--- Record excerpts Enclosed Below ---

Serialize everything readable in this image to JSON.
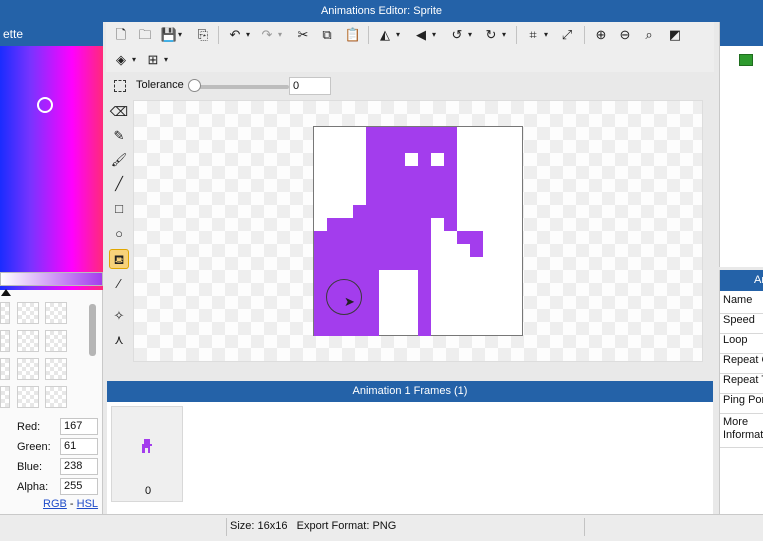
{
  "window": {
    "title": "Animations Editor: Sprite"
  },
  "palette": {
    "header": "ette",
    "rgba": {
      "red_label": "Red:",
      "red": "167",
      "green_label": "Green:",
      "green": "61",
      "blue_label": "Blue:",
      "blue": "238",
      "alpha_label": "Alpha:",
      "alpha": "255"
    },
    "mode_rgb": "RGB",
    "mode_sep": "-",
    "mode_hsl": "HSL"
  },
  "toolbar": {
    "tolerance_label": "Tolerance",
    "tolerance_value": "0",
    "tolerance_fraction": 0.0
  },
  "frames": {
    "header": "Animation 1 Frames (1)",
    "items": [
      {
        "index": "0"
      }
    ]
  },
  "properties": {
    "header": "An",
    "rows": [
      "Name",
      "Speed",
      "Loop",
      "Repeat C",
      "Repeat T",
      "Ping Pon",
      "More Informat"
    ]
  },
  "status": {
    "text": "Size: 16x16   Export Format: PNG"
  },
  "colors": {
    "accent": "#2462a8",
    "sprite": "#a33ded",
    "active_tool": "#f7d27a"
  },
  "icons": {
    "toolbar": [
      "new-file-icon",
      "open-folder-icon",
      "save-icon",
      "export-icon",
      "undo-icon",
      "redo-icon",
      "cut-icon",
      "copy-icon",
      "paste-icon",
      "flip-horizontal-icon",
      "flip-vertical-icon",
      "rotate-left-icon",
      "rotate-right-icon",
      "crop-icon",
      "resize-icon",
      "zoom-in-icon",
      "zoom-out-icon",
      "zoom-fit-icon",
      "invert-icon",
      "layers-icon",
      "grid-icon"
    ],
    "tools": [
      "eraser-icon",
      "pencil-icon",
      "brush-icon",
      "line-icon",
      "rectangle-icon",
      "ellipse-icon",
      "fill-bucket-icon",
      "eyedropper-icon",
      "move-point-icon",
      "nodes-icon"
    ]
  }
}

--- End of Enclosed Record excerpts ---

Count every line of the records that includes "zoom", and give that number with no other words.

Task response ▸ 3